This is an entirely different issue than "anonymous blogging" (or, even worse, blogging under someone else's name or under several different names). But of course, nobody blogs anonymously — they do, however, comment anonymously. Comment threads, however, typically are where Internet etiquette virtually disappears, and that is generally understood. Anyone who can't handle that heat should simply avoid commenting or reading comments. As Publius himself said:
“It’s one thing for an anonymous commenter to come in and just be a flame thrower, but what I do is I write pseudonymously, and I have a reputation of my own. It’s an online reputation. It’s a reputation that I care about, that I’ve invested a lot in, and I don’t want to be embarrassed in the blogosphere. I try to think through my arguments. To say there’s no real world effect, I don’t agree with that, because if I write something stupid, I’m going to get called out for that. In fact, I have written stupid things and I got called out and it affected my reputation. So I do have some reputational incentives to be honest, to be respectful in all these things.”
In any event, I think The Moderate Voice sums it Pseudonym-gate nicely:
His apology shows that “the marketplace” displayed a clear sentiment — and that a consensus did emerge. Whelan took in and considered that consensus and reconsidered.
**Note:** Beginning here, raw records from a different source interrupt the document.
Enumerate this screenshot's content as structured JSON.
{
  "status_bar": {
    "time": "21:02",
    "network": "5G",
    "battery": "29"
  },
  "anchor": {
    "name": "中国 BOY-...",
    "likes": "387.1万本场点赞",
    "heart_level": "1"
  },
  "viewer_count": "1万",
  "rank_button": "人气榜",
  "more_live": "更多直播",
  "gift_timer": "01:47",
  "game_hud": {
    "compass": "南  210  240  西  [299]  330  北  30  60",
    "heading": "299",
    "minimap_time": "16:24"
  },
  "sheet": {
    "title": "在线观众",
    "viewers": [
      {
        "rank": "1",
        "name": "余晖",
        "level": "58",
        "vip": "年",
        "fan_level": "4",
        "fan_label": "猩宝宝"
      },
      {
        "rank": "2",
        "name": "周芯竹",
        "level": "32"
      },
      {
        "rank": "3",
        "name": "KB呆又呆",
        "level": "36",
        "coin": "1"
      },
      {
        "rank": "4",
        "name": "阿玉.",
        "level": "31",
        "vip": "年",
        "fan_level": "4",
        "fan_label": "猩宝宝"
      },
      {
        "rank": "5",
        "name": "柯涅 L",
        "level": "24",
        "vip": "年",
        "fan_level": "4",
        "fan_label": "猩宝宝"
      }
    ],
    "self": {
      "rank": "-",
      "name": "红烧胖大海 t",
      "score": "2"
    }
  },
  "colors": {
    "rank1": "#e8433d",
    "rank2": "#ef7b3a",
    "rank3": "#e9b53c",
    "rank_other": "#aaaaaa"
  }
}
The result? This unfortunate incident has now established a “norm.” In the future, someone will have to have a pretty good, darn reason to reveal the identity of someone who writes under a pen name and who asks that his or her identity be kept anonymous.